Reindeer are known by many names such as ‘Caribou’ (originating from the French word for ‘snow shoveler’), Hrenin (originating from the Norse ‘Horned Animal’) and in many Eastern European languages ‘Po’aw’ (originating from the Iranian word for ‘cattle’). Contrary to what we see in films, their first description associated with Santa Claus they are described as tiny and, therefore, are most likely from the Svalbard subspecies. It is likely that they are chosen due to their nimble nature which would make them able to effectively navigate the rooftops and gardens of the world during present delivery on the 24th of December.
As well as their sleigh pulling duties the species play an important part in tundra ecosystems to the North of Northern hemisphere continents. However, it is not only other animals that rely on the activity of reindeer to sustain themselves. Around 16,000 years ago reindeer were incredibly abundant across Europe. Primitive humans used them as a source of food, clothing and even used their bones to create tools. This is still the case for the Sami of Northern Finland who have over 400 words for the food, tools and products taken from the reindeer.
They are unique from other types of deer as both the male and female of the species grow antlers, furthermore they also grow and shed antlers annually. They are also the only animals able to see ultraviolet light.

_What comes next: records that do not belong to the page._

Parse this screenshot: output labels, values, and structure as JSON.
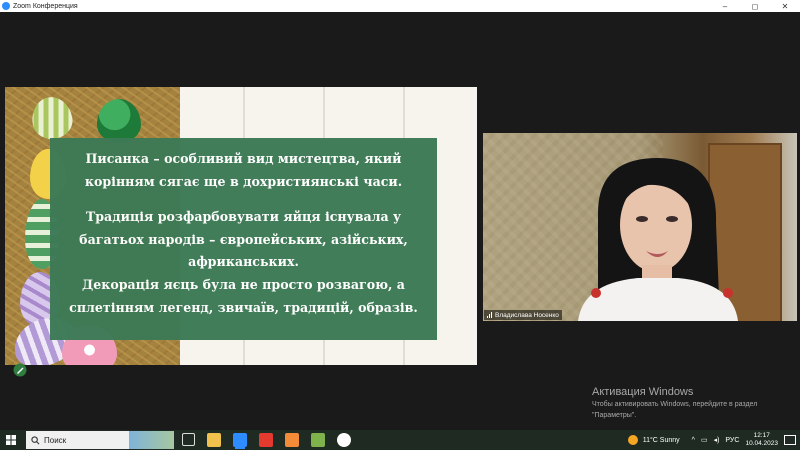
{
  "window": {
    "title": "Zoom Конференция",
    "controls": {
      "minimize": "–",
      "maximize": "◻",
      "close": "✕"
    }
  },
  "slide": {
    "paragraph1": "Писанка – особливий вид мистецтва, який корінням сягає ще в дохристиянські часи.",
    "paragraph2_line1": "Традиція розфарбовувати яйця існувала у багатьох народів – європейських, азійських, африканських.",
    "paragraph2_line2": "Декорація яєць була не просто розвагою, а сплетінням легенд, звичаїв, традицій, образів.",
    "card_color": "#3d7a56"
  },
  "participant": {
    "name": "Владислава Носенко"
  },
  "watermark": {
    "title": "Активация Windows",
    "line1": "Чтобы активировать Windows, перейдите в раздел",
    "line2": "\"Параметры\"."
  },
  "taskbar": {
    "search_placeholder": "Поиск",
    "weather": "11°C  Sunny",
    "language": "РУС",
    "time": "12:17",
    "date": "10.04.2023",
    "apps": [
      "task-view",
      "file-explorer",
      "zoom",
      "yandex",
      "app-orange",
      "app-green",
      "yandex-browser"
    ]
  }
}
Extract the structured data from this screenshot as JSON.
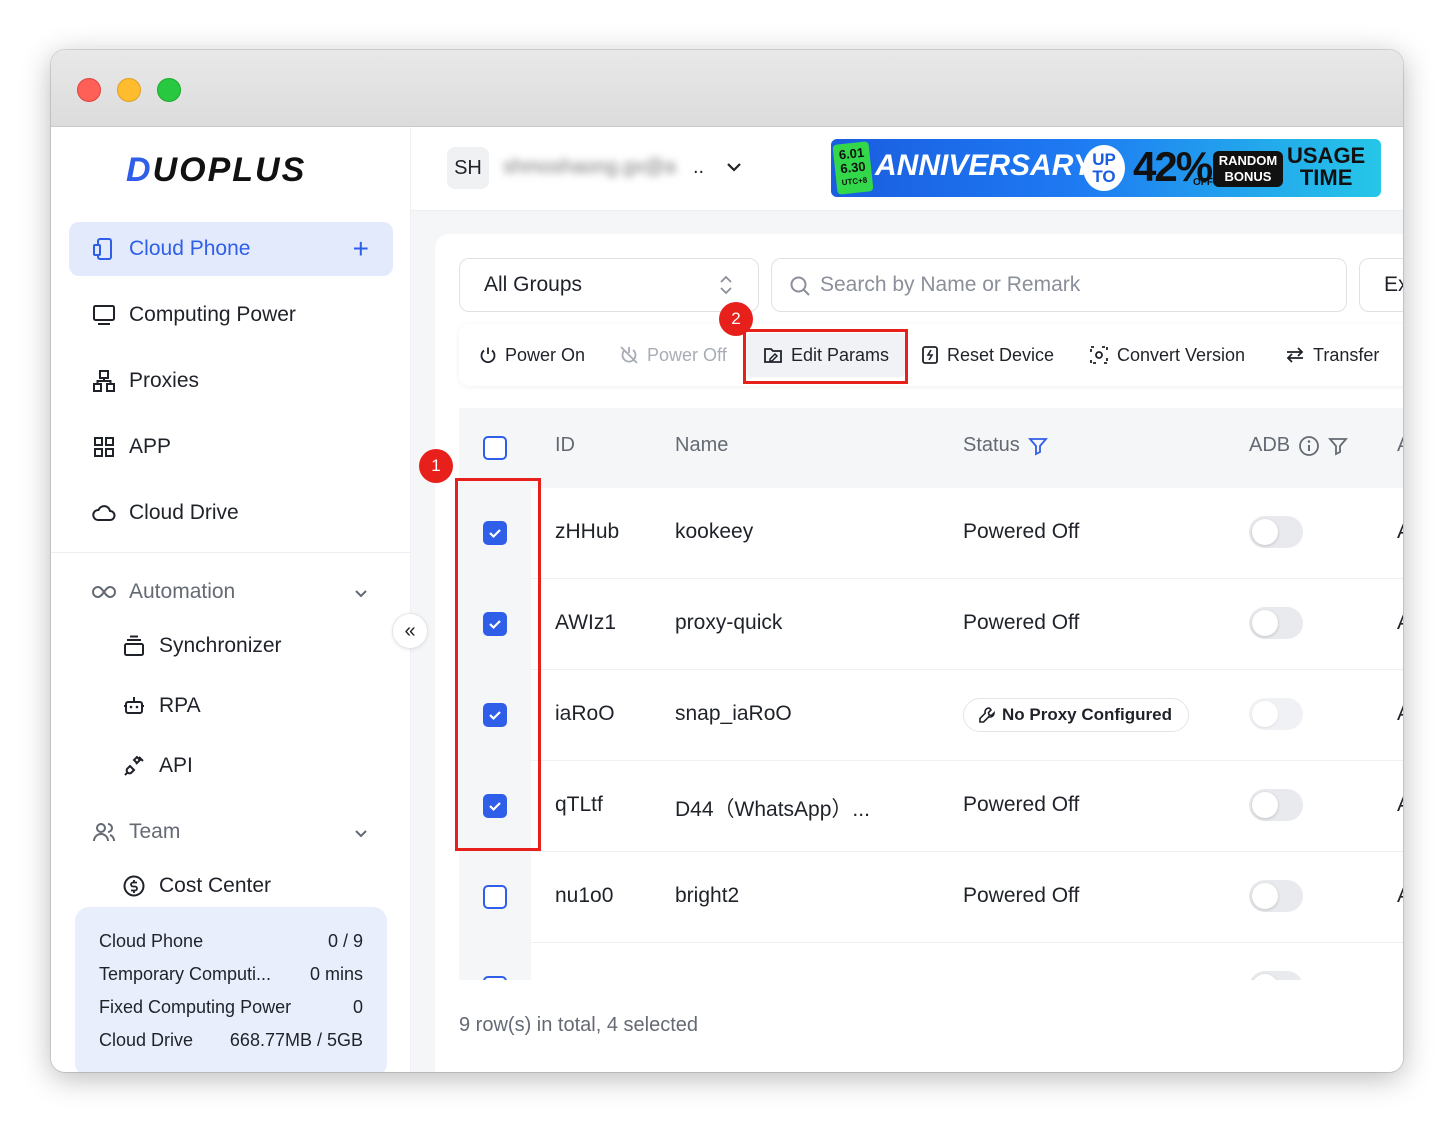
{
  "app": {
    "brand": "DUOPLUS"
  },
  "sidebar": {
    "items": [
      {
        "label": "Cloud Phone",
        "icon": "phone-icon"
      },
      {
        "label": "Computing Power",
        "icon": "monitor-icon"
      },
      {
        "label": "Proxies",
        "icon": "network-icon"
      },
      {
        "label": "APP",
        "icon": "grid-icon"
      },
      {
        "label": "Cloud Drive",
        "icon": "cloud-icon"
      }
    ],
    "automation": {
      "label": "Automation",
      "children": [
        {
          "label": "Synchronizer"
        },
        {
          "label": "RPA"
        },
        {
          "label": "API"
        }
      ]
    },
    "team": {
      "label": "Team",
      "children": [
        {
          "label": "Cost Center"
        }
      ]
    },
    "usage": [
      {
        "label": "Cloud Phone",
        "value": "0 / 9"
      },
      {
        "label": "Temporary Computi...",
        "value": "0 mins"
      },
      {
        "label": "Fixed Computing Power",
        "value": "0"
      },
      {
        "label": "Cloud Drive",
        "value": "668.77MB / 5GB"
      }
    ]
  },
  "header": {
    "avatar": "SH",
    "account": "shmoshaong.gx@a",
    "account_ellipsis": "..",
    "banner": {
      "date_lines": [
        "6.01",
        "6.30",
        "UTC+8"
      ],
      "anniversary": "ANNIVERSARY",
      "up_to": [
        "UP",
        "TO"
      ],
      "percent": "42%",
      "off": "OFF",
      "random_bonus": [
        "RANDOM",
        "BONUS"
      ],
      "usage_time": [
        "USAGE",
        "TIME"
      ]
    }
  },
  "filters": {
    "group_select": "All Groups",
    "search_placeholder": "Search by Name or Remark",
    "extra_button": "Ex"
  },
  "toolbar": {
    "power_on": "Power On",
    "power_off": "Power Off",
    "edit_params": "Edit Params",
    "reset_device": "Reset Device",
    "convert_version": "Convert Version",
    "transfer": "Transfer"
  },
  "annotations": {
    "badge1": "1",
    "badge2": "2"
  },
  "table": {
    "columns": {
      "id": "ID",
      "name": "Name",
      "status": "Status",
      "adb": "ADB",
      "next": "A"
    },
    "rows": [
      {
        "id": "zHHub",
        "name": "kookeey",
        "status": "Powered Off",
        "selected": true,
        "adb": false
      },
      {
        "id": "AWIz1",
        "name": "proxy-quick",
        "status": "Powered Off",
        "selected": true,
        "adb": false
      },
      {
        "id": "iaRoO",
        "name": "snap_iaRoO",
        "status": "No Proxy Configured",
        "selected": true,
        "adb": false
      },
      {
        "id": "qTLtf",
        "name": "D44（WhatsApp）...",
        "status": "Powered Off",
        "selected": true,
        "adb": false
      },
      {
        "id": "nu1o0",
        "name": "bright2",
        "status": "Powered Off",
        "selected": false,
        "adb": false
      }
    ]
  },
  "footer": {
    "summary": "9 row(s) in total, 4 selected"
  },
  "colors": {
    "accent": "#2f5ee8",
    "annotation_red": "#e8201c",
    "active_nav_bg": "#e3eafc"
  }
}
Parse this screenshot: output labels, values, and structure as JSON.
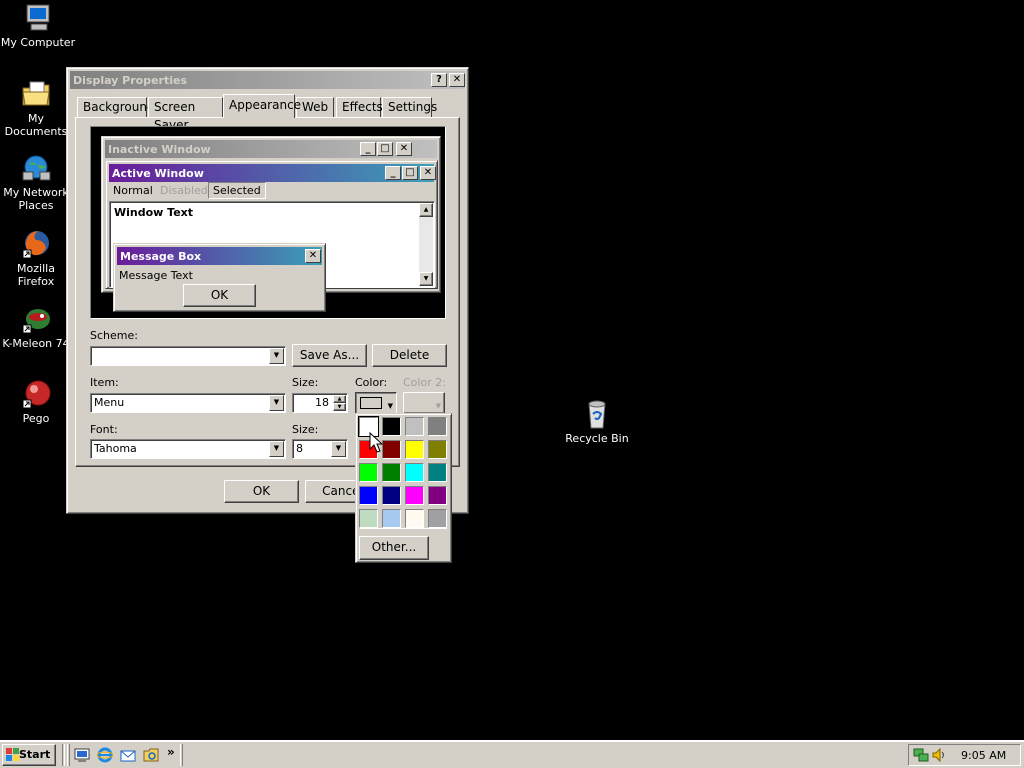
{
  "desktop": {
    "icons": [
      {
        "label": "My Computer",
        "icon": "computer-icon"
      },
      {
        "label": "My Documents",
        "icon": "folder-documents-icon"
      },
      {
        "label": "My Network Places",
        "icon": "network-icon"
      },
      {
        "label": "Mozilla Firefox",
        "icon": "firefox-icon"
      },
      {
        "label": "K-Meleon 74",
        "icon": "kmeleon-icon"
      },
      {
        "label": "Pego",
        "icon": "pego-icon"
      },
      {
        "label": "Recycle Bin",
        "icon": "recycle-bin-icon"
      }
    ]
  },
  "dialog": {
    "title": "Display Properties",
    "help_btn": "?",
    "close_btn": "✕",
    "tabs": [
      "Background",
      "Screen Saver",
      "Appearance",
      "Web",
      "Effects",
      "Settings"
    ],
    "selected_tab": "Appearance",
    "preview": {
      "inactive_title": "Inactive Window",
      "active_title": "Active Window",
      "menu_normal": "Normal",
      "menu_disabled": "Disabled",
      "menu_selected": "Selected",
      "window_text": "Window Text",
      "msgbox_title": "Message Box",
      "msgbox_text": "Message Text",
      "msgbox_ok": "OK"
    },
    "scheme_label": "Scheme:",
    "scheme_value": "",
    "save_as": "Save As...",
    "delete": "Delete",
    "item_label": "Item:",
    "item_value": "Menu",
    "size_label": "Size:",
    "size_value": "18",
    "color_label": "Color:",
    "color2_label": "Color 2:",
    "font_label": "Font:",
    "font_value": "Tahoma",
    "font_size_label": "Size:",
    "font_size_value": "8",
    "ok": "OK",
    "cancel": "Cancel"
  },
  "color_picker": {
    "swatches": [
      "#ffffff",
      "#000000",
      "#c0c0c0",
      "#808080",
      "#ff0000",
      "#800000",
      "#ffff00",
      "#808000",
      "#00ff00",
      "#008000",
      "#00ffff",
      "#008080",
      "#0000ff",
      "#000080",
      "#ff00ff",
      "#800080",
      "#c0dcc0",
      "#a6caf0",
      "#fffbf0",
      "#a0a0a4"
    ],
    "other": "Other..."
  },
  "taskbar": {
    "start": "Start",
    "quick_launch": [
      "desktop-icon",
      "ie-icon",
      "outlook-icon",
      "explorer-icon"
    ],
    "chevron": "»",
    "clock": "9:05 AM"
  }
}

To see Reindeer for yourself consider visiting Finland, or even Lapland itself on Finland Husky Safari and the Aurora Borealis or a Nordic Wilderness Adventure.